This exercise asks for a copy of each line in the records below with the word "label" in it.
-=-=-
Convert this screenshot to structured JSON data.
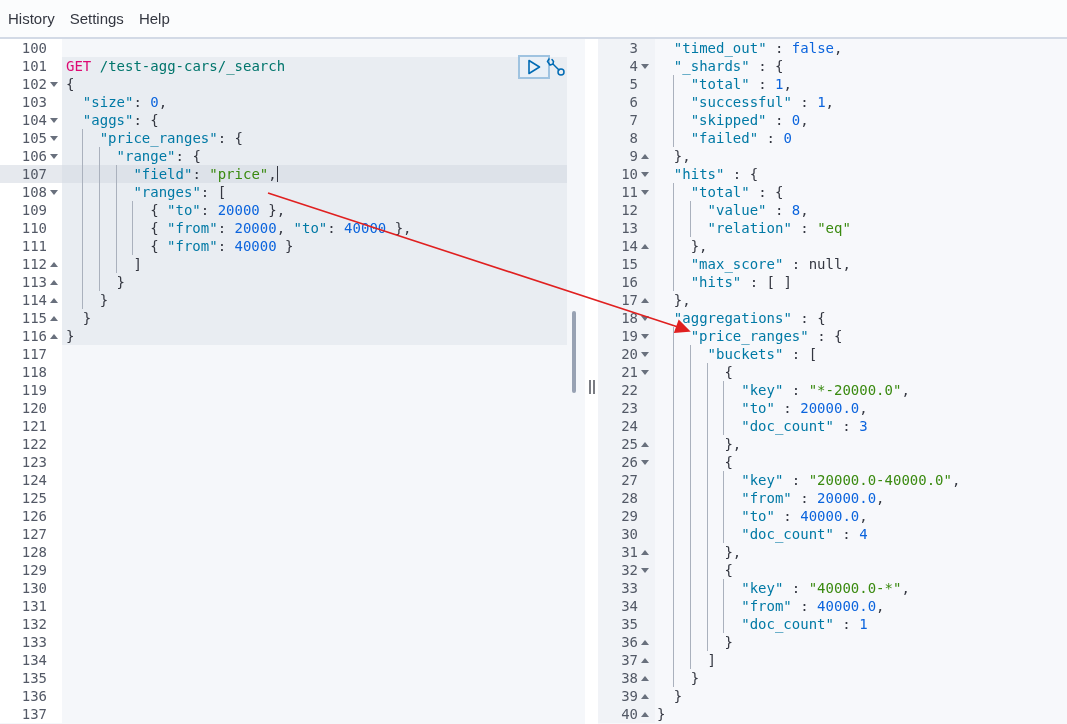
{
  "menu": [
    {
      "label": "History"
    },
    {
      "label": "Settings"
    },
    {
      "label": "Help"
    }
  ],
  "request_editor": {
    "lines": [
      {
        "no": "100",
        "fold_start": false,
        "fold_end": false,
        "request": false,
        "active": false
      },
      {
        "no": "101",
        "fold_start": false,
        "fold_end": false,
        "request": true,
        "active": false,
        "tokens": [
          {
            "kind": "method",
            "text": "GET"
          },
          {
            "kind": "url",
            "text": "/test-agg-cars/_search"
          }
        ]
      },
      {
        "no": "102",
        "fold_start": true,
        "fold_end": false,
        "request": true,
        "active": false,
        "tokens": [
          {
            "kind": "plain",
            "text": "{"
          }
        ]
      },
      {
        "no": "103",
        "fold_start": false,
        "fold_end": false,
        "request": true,
        "active": false,
        "tokens": [
          {
            "kind": "key",
            "text": "  \"size\""
          },
          {
            "kind": "plain",
            "text": ": "
          },
          {
            "kind": "number",
            "text": "0"
          },
          {
            "kind": "plain",
            "text": ","
          }
        ]
      },
      {
        "no": "104",
        "fold_start": true,
        "fold_end": false,
        "request": true,
        "active": false,
        "tokens": [
          {
            "kind": "key",
            "text": "  \"aggs\""
          },
          {
            "kind": "plain",
            "text": ": {"
          }
        ]
      },
      {
        "no": "105",
        "fold_start": true,
        "fold_end": false,
        "request": true,
        "active": false,
        "tokens": [
          {
            "kind": "key",
            "text": "    \"price_ranges\""
          },
          {
            "kind": "plain",
            "text": ": {"
          }
        ]
      },
      {
        "no": "106",
        "fold_start": true,
        "fold_end": false,
        "request": true,
        "active": false,
        "tokens": [
          {
            "kind": "key",
            "text": "      \"range\""
          },
          {
            "kind": "plain",
            "text": ": {"
          }
        ]
      },
      {
        "no": "107",
        "fold_start": false,
        "fold_end": false,
        "request": true,
        "active": true,
        "tokens": [
          {
            "kind": "key",
            "text": "        \"field\""
          },
          {
            "kind": "plain",
            "text": ": "
          },
          {
            "kind": "string",
            "text": "\"price\""
          },
          {
            "kind": "plain",
            "text": ","
          }
        ]
      },
      {
        "no": "108",
        "fold_start": true,
        "fold_end": false,
        "request": true,
        "active": false,
        "tokens": [
          {
            "kind": "key",
            "text": "        \"ranges\""
          },
          {
            "kind": "plain",
            "text": ": ["
          }
        ]
      },
      {
        "no": "109",
        "fold_start": false,
        "fold_end": false,
        "request": true,
        "active": false,
        "tokens": [
          {
            "kind": "plain",
            "text": "          { "
          },
          {
            "kind": "key",
            "text": "\"to\""
          },
          {
            "kind": "plain",
            "text": ": "
          },
          {
            "kind": "number",
            "text": "20000"
          },
          {
            "kind": "plain",
            "text": " },"
          }
        ]
      },
      {
        "no": "110",
        "fold_start": false,
        "fold_end": false,
        "request": true,
        "active": false,
        "tokens": [
          {
            "kind": "plain",
            "text": "          { "
          },
          {
            "kind": "key",
            "text": "\"from\""
          },
          {
            "kind": "plain",
            "text": ": "
          },
          {
            "kind": "number",
            "text": "20000"
          },
          {
            "kind": "plain",
            "text": ", "
          },
          {
            "kind": "key",
            "text": "\"to\""
          },
          {
            "kind": "plain",
            "text": ": "
          },
          {
            "kind": "number",
            "text": "40000"
          },
          {
            "kind": "plain",
            "text": " },"
          }
        ]
      },
      {
        "no": "111",
        "fold_start": false,
        "fold_end": false,
        "request": true,
        "active": false,
        "tokens": [
          {
            "kind": "plain",
            "text": "          { "
          },
          {
            "kind": "key",
            "text": "\"from\""
          },
          {
            "kind": "plain",
            "text": ": "
          },
          {
            "kind": "number",
            "text": "40000"
          },
          {
            "kind": "plain",
            "text": " }"
          }
        ]
      },
      {
        "no": "112",
        "fold_start": false,
        "fold_end": true,
        "request": true,
        "active": false,
        "tokens": [
          {
            "kind": "plain",
            "text": "        ]"
          }
        ]
      },
      {
        "no": "113",
        "fold_start": false,
        "fold_end": true,
        "request": true,
        "active": false,
        "tokens": [
          {
            "kind": "plain",
            "text": "      }"
          }
        ]
      },
      {
        "no": "114",
        "fold_start": false,
        "fold_end": true,
        "request": true,
        "active": false,
        "tokens": [
          {
            "kind": "plain",
            "text": "    }"
          }
        ]
      },
      {
        "no": "115",
        "fold_start": false,
        "fold_end": true,
        "request": true,
        "active": false,
        "tokens": [
          {
            "kind": "plain",
            "text": "  }"
          }
        ]
      },
      {
        "no": "116",
        "fold_start": false,
        "fold_end": true,
        "request": true,
        "active": false,
        "tokens": [
          {
            "kind": "plain",
            "text": "}"
          }
        ]
      },
      {
        "no": "117",
        "fold_start": false,
        "fold_end": false,
        "request": false,
        "active": false
      },
      {
        "no": "118",
        "fold_start": false,
        "fold_end": false,
        "request": false,
        "active": false
      },
      {
        "no": "119",
        "fold_start": false,
        "fold_end": false,
        "request": false,
        "active": false
      },
      {
        "no": "120",
        "fold_start": false,
        "fold_end": false,
        "request": false,
        "active": false
      },
      {
        "no": "121",
        "fold_start": false,
        "fold_end": false,
        "request": false,
        "active": false
      },
      {
        "no": "122",
        "fold_start": false,
        "fold_end": false,
        "request": false,
        "active": false
      },
      {
        "no": "123",
        "fold_start": false,
        "fold_end": false,
        "request": false,
        "active": false
      },
      {
        "no": "124",
        "fold_start": false,
        "fold_end": false,
        "request": false,
        "active": false
      },
      {
        "no": "125",
        "fold_start": false,
        "fold_end": false,
        "request": false,
        "active": false
      },
      {
        "no": "126",
        "fold_start": false,
        "fold_end": false,
        "request": false,
        "active": false
      },
      {
        "no": "127",
        "fold_start": false,
        "fold_end": false,
        "request": false,
        "active": false
      },
      {
        "no": "128",
        "fold_start": false,
        "fold_end": false,
        "request": false,
        "active": false
      },
      {
        "no": "129",
        "fold_start": false,
        "fold_end": false,
        "request": false,
        "active": false
      },
      {
        "no": "130",
        "fold_start": false,
        "fold_end": false,
        "request": false,
        "active": false
      },
      {
        "no": "131",
        "fold_start": false,
        "fold_end": false,
        "request": false,
        "active": false
      },
      {
        "no": "132",
        "fold_start": false,
        "fold_end": false,
        "request": false,
        "active": false
      },
      {
        "no": "133",
        "fold_start": false,
        "fold_end": false,
        "request": false,
        "active": false
      },
      {
        "no": "134",
        "fold_start": false,
        "fold_end": false,
        "request": false,
        "active": false
      },
      {
        "no": "135",
        "fold_start": false,
        "fold_end": false,
        "request": false,
        "active": false
      },
      {
        "no": "136",
        "fold_start": false,
        "fold_end": false,
        "request": false,
        "active": false
      },
      {
        "no": "137",
        "fold_start": false,
        "fold_end": false,
        "request": false,
        "active": false
      }
    ]
  },
  "response_viewer": {
    "lines": [
      {
        "no": "3",
        "fold_start": false,
        "fold_end": false,
        "tokens": [
          {
            "kind": "key",
            "text": "  \"timed_out\""
          },
          {
            "kind": "plain",
            "text": " : "
          },
          {
            "kind": "literal",
            "text": "false"
          },
          {
            "kind": "plain",
            "text": ","
          }
        ]
      },
      {
        "no": "4",
        "fold_start": true,
        "fold_end": false,
        "tokens": [
          {
            "kind": "key",
            "text": "  \"_shards\""
          },
          {
            "kind": "plain",
            "text": " : {"
          }
        ]
      },
      {
        "no": "5",
        "fold_start": false,
        "fold_end": false,
        "tokens": [
          {
            "kind": "key",
            "text": "    \"total\""
          },
          {
            "kind": "plain",
            "text": " : "
          },
          {
            "kind": "number",
            "text": "1"
          },
          {
            "kind": "plain",
            "text": ","
          }
        ]
      },
      {
        "no": "6",
        "fold_start": false,
        "fold_end": false,
        "tokens": [
          {
            "kind": "key",
            "text": "    \"successful\""
          },
          {
            "kind": "plain",
            "text": " : "
          },
          {
            "kind": "number",
            "text": "1"
          },
          {
            "kind": "plain",
            "text": ","
          }
        ]
      },
      {
        "no": "7",
        "fold_start": false,
        "fold_end": false,
        "tokens": [
          {
            "kind": "key",
            "text": "    \"skipped\""
          },
          {
            "kind": "plain",
            "text": " : "
          },
          {
            "kind": "number",
            "text": "0"
          },
          {
            "kind": "plain",
            "text": ","
          }
        ]
      },
      {
        "no": "8",
        "fold_start": false,
        "fold_end": false,
        "tokens": [
          {
            "kind": "key",
            "text": "    \"failed\""
          },
          {
            "kind": "plain",
            "text": " : "
          },
          {
            "kind": "number",
            "text": "0"
          }
        ]
      },
      {
        "no": "9",
        "fold_start": false,
        "fold_end": true,
        "tokens": [
          {
            "kind": "plain",
            "text": "  },"
          }
        ]
      },
      {
        "no": "10",
        "fold_start": true,
        "fold_end": false,
        "tokens": [
          {
            "kind": "key",
            "text": "  \"hits\""
          },
          {
            "kind": "plain",
            "text": " : {"
          }
        ]
      },
      {
        "no": "11",
        "fold_start": true,
        "fold_end": false,
        "tokens": [
          {
            "kind": "key",
            "text": "    \"total\""
          },
          {
            "kind": "plain",
            "text": " : {"
          }
        ]
      },
      {
        "no": "12",
        "fold_start": false,
        "fold_end": false,
        "tokens": [
          {
            "kind": "key",
            "text": "      \"value\""
          },
          {
            "kind": "plain",
            "text": " : "
          },
          {
            "kind": "number",
            "text": "8"
          },
          {
            "kind": "plain",
            "text": ","
          }
        ]
      },
      {
        "no": "13",
        "fold_start": false,
        "fold_end": false,
        "tokens": [
          {
            "kind": "key",
            "text": "      \"relation\""
          },
          {
            "kind": "plain",
            "text": " : "
          },
          {
            "kind": "string",
            "text": "\"eq\""
          }
        ]
      },
      {
        "no": "14",
        "fold_start": false,
        "fold_end": true,
        "tokens": [
          {
            "kind": "plain",
            "text": "    },"
          }
        ]
      },
      {
        "no": "15",
        "fold_start": false,
        "fold_end": false,
        "tokens": [
          {
            "kind": "key",
            "text": "    \"max_score\""
          },
          {
            "kind": "plain",
            "text": " : null,"
          }
        ]
      },
      {
        "no": "16",
        "fold_start": false,
        "fold_end": false,
        "tokens": [
          {
            "kind": "key",
            "text": "    \"hits\""
          },
          {
            "kind": "plain",
            "text": " : [ ]"
          }
        ]
      },
      {
        "no": "17",
        "fold_start": false,
        "fold_end": true,
        "tokens": [
          {
            "kind": "plain",
            "text": "  },"
          }
        ]
      },
      {
        "no": "18",
        "fold_start": true,
        "fold_end": false,
        "tokens": [
          {
            "kind": "key",
            "text": "  \"aggregations\""
          },
          {
            "kind": "plain",
            "text": " : {"
          }
        ]
      },
      {
        "no": "19",
        "fold_start": true,
        "fold_end": false,
        "tokens": [
          {
            "kind": "key",
            "text": "    \"price_ranges\""
          },
          {
            "kind": "plain",
            "text": " : {"
          }
        ]
      },
      {
        "no": "20",
        "fold_start": true,
        "fold_end": false,
        "tokens": [
          {
            "kind": "key",
            "text": "      \"buckets\""
          },
          {
            "kind": "plain",
            "text": " : ["
          }
        ]
      },
      {
        "no": "21",
        "fold_start": true,
        "fold_end": false,
        "tokens": [
          {
            "kind": "plain",
            "text": "        {"
          }
        ]
      },
      {
        "no": "22",
        "fold_start": false,
        "fold_end": false,
        "tokens": [
          {
            "kind": "key",
            "text": "          \"key\""
          },
          {
            "kind": "plain",
            "text": " : "
          },
          {
            "kind": "string",
            "text": "\"*-20000.0\""
          },
          {
            "kind": "plain",
            "text": ","
          }
        ]
      },
      {
        "no": "23",
        "fold_start": false,
        "fold_end": false,
        "tokens": [
          {
            "kind": "key",
            "text": "          \"to\""
          },
          {
            "kind": "plain",
            "text": " : "
          },
          {
            "kind": "number",
            "text": "20000.0"
          },
          {
            "kind": "plain",
            "text": ","
          }
        ]
      },
      {
        "no": "24",
        "fold_start": false,
        "fold_end": false,
        "tokens": [
          {
            "kind": "key",
            "text": "          \"doc_count\""
          },
          {
            "kind": "plain",
            "text": " : "
          },
          {
            "kind": "number",
            "text": "3"
          }
        ]
      },
      {
        "no": "25",
        "fold_start": false,
        "fold_end": true,
        "tokens": [
          {
            "kind": "plain",
            "text": "        },"
          }
        ]
      },
      {
        "no": "26",
        "fold_start": true,
        "fold_end": false,
        "tokens": [
          {
            "kind": "plain",
            "text": "        {"
          }
        ]
      },
      {
        "no": "27",
        "fold_start": false,
        "fold_end": false,
        "tokens": [
          {
            "kind": "key",
            "text": "          \"key\""
          },
          {
            "kind": "plain",
            "text": " : "
          },
          {
            "kind": "string",
            "text": "\"20000.0-40000.0\""
          },
          {
            "kind": "plain",
            "text": ","
          }
        ]
      },
      {
        "no": "28",
        "fold_start": false,
        "fold_end": false,
        "tokens": [
          {
            "kind": "key",
            "text": "          \"from\""
          },
          {
            "kind": "plain",
            "text": " : "
          },
          {
            "kind": "number",
            "text": "20000.0"
          },
          {
            "kind": "plain",
            "text": ","
          }
        ]
      },
      {
        "no": "29",
        "fold_start": false,
        "fold_end": false,
        "tokens": [
          {
            "kind": "key",
            "text": "          \"to\""
          },
          {
            "kind": "plain",
            "text": " : "
          },
          {
            "kind": "number",
            "text": "40000.0"
          },
          {
            "kind": "plain",
            "text": ","
          }
        ]
      },
      {
        "no": "30",
        "fold_start": false,
        "fold_end": false,
        "tokens": [
          {
            "kind": "key",
            "text": "          \"doc_count\""
          },
          {
            "kind": "plain",
            "text": " : "
          },
          {
            "kind": "number",
            "text": "4"
          }
        ]
      },
      {
        "no": "31",
        "fold_start": false,
        "fold_end": true,
        "tokens": [
          {
            "kind": "plain",
            "text": "        },"
          }
        ]
      },
      {
        "no": "32",
        "fold_start": true,
        "fold_end": false,
        "tokens": [
          {
            "kind": "plain",
            "text": "        {"
          }
        ]
      },
      {
        "no": "33",
        "fold_start": false,
        "fold_end": false,
        "tokens": [
          {
            "kind": "key",
            "text": "          \"key\""
          },
          {
            "kind": "plain",
            "text": " : "
          },
          {
            "kind": "string",
            "text": "\"40000.0-*\""
          },
          {
            "kind": "plain",
            "text": ","
          }
        ]
      },
      {
        "no": "34",
        "fold_start": false,
        "fold_end": false,
        "tokens": [
          {
            "kind": "key",
            "text": "          \"from\""
          },
          {
            "kind": "plain",
            "text": " : "
          },
          {
            "kind": "number",
            "text": "40000.0"
          },
          {
            "kind": "plain",
            "text": ","
          }
        ]
      },
      {
        "no": "35",
        "fold_start": false,
        "fold_end": false,
        "tokens": [
          {
            "kind": "key",
            "text": "          \"doc_count\""
          },
          {
            "kind": "plain",
            "text": " : "
          },
          {
            "kind": "number",
            "text": "1"
          }
        ]
      },
      {
        "no": "36",
        "fold_start": false,
        "fold_end": true,
        "tokens": [
          {
            "kind": "plain",
            "text": "        }"
          }
        ]
      },
      {
        "no": "37",
        "fold_start": false,
        "fold_end": true,
        "tokens": [
          {
            "kind": "plain",
            "text": "      ]"
          }
        ]
      },
      {
        "no": "38",
        "fold_start": false,
        "fold_end": true,
        "tokens": [
          {
            "kind": "plain",
            "text": "    }"
          }
        ]
      },
      {
        "no": "39",
        "fold_start": false,
        "fold_end": true,
        "tokens": [
          {
            "kind": "plain",
            "text": "  }"
          }
        ]
      },
      {
        "no": "40",
        "fold_start": false,
        "fold_end": true,
        "tokens": [
          {
            "kind": "plain",
            "text": "}"
          }
        ]
      }
    ]
  }
}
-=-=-
• **Answer area**
      "label": "History"
      "label": "Settings"
      "label": "Help"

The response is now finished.